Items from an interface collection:
═══

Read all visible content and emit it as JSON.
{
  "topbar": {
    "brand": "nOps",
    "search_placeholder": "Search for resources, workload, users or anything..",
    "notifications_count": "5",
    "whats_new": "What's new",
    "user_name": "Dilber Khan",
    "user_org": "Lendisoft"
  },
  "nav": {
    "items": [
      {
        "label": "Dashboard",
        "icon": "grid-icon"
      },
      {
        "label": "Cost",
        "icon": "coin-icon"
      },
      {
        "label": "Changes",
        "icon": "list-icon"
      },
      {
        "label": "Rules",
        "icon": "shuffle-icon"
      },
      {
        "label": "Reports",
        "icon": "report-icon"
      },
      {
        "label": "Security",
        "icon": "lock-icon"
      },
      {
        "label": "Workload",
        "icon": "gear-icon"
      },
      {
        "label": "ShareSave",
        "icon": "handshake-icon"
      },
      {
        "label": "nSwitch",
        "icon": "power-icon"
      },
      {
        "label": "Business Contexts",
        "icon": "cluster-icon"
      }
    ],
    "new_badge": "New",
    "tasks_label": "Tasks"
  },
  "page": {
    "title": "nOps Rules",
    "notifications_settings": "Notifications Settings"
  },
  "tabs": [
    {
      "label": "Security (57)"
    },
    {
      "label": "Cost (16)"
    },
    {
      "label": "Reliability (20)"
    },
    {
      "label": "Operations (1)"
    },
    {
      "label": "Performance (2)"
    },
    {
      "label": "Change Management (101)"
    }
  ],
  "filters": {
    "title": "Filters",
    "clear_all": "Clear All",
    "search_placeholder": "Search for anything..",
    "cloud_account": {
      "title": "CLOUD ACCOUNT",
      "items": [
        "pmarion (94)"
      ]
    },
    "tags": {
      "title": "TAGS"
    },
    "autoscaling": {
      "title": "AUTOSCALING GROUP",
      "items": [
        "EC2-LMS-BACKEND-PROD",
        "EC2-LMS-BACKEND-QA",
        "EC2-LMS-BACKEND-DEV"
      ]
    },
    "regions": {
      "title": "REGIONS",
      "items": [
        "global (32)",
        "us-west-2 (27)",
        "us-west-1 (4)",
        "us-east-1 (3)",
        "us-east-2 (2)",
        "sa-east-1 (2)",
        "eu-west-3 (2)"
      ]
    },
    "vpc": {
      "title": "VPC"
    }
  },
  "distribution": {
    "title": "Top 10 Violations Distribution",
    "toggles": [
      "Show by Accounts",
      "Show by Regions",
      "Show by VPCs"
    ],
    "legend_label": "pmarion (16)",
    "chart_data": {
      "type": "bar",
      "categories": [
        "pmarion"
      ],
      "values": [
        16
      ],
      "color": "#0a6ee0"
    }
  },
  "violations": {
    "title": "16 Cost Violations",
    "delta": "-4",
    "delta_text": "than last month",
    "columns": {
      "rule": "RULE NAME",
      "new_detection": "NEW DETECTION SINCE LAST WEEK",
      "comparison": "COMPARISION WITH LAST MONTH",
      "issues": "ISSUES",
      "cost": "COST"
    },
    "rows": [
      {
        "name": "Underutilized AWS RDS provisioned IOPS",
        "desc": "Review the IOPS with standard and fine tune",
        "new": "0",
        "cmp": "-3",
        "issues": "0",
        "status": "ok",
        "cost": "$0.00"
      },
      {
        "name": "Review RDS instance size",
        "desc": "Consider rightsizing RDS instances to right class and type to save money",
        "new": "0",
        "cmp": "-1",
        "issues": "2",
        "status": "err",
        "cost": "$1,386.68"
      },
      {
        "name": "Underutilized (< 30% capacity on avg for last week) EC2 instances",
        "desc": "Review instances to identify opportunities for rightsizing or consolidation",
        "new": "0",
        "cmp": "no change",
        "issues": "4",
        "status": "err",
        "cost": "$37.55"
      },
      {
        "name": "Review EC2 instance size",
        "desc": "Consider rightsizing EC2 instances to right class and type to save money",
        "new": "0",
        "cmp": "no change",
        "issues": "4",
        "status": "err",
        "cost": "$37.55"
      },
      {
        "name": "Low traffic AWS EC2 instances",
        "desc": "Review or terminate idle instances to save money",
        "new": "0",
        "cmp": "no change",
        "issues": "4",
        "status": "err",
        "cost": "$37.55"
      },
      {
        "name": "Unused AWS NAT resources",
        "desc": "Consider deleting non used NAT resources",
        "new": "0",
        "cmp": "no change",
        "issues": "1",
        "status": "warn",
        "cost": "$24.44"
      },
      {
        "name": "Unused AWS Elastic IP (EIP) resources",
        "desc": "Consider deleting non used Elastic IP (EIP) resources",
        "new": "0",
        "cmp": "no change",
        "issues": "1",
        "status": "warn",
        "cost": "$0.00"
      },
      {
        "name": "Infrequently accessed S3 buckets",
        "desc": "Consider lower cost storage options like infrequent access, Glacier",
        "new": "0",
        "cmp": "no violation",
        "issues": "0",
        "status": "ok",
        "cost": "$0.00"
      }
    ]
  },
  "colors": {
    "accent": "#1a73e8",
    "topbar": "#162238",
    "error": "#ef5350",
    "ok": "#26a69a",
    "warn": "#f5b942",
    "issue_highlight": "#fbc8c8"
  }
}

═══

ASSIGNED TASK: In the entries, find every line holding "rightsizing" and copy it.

SOLUTION FOR THIS TASK:
        "desc": "Consider rightsizing RDS instances to right class and type to save money",
        "desc": "Review instances to identify opportunities for rightsizing or consolidation",
        "desc": "Consider rightsizing EC2 instances to right class and type to save money",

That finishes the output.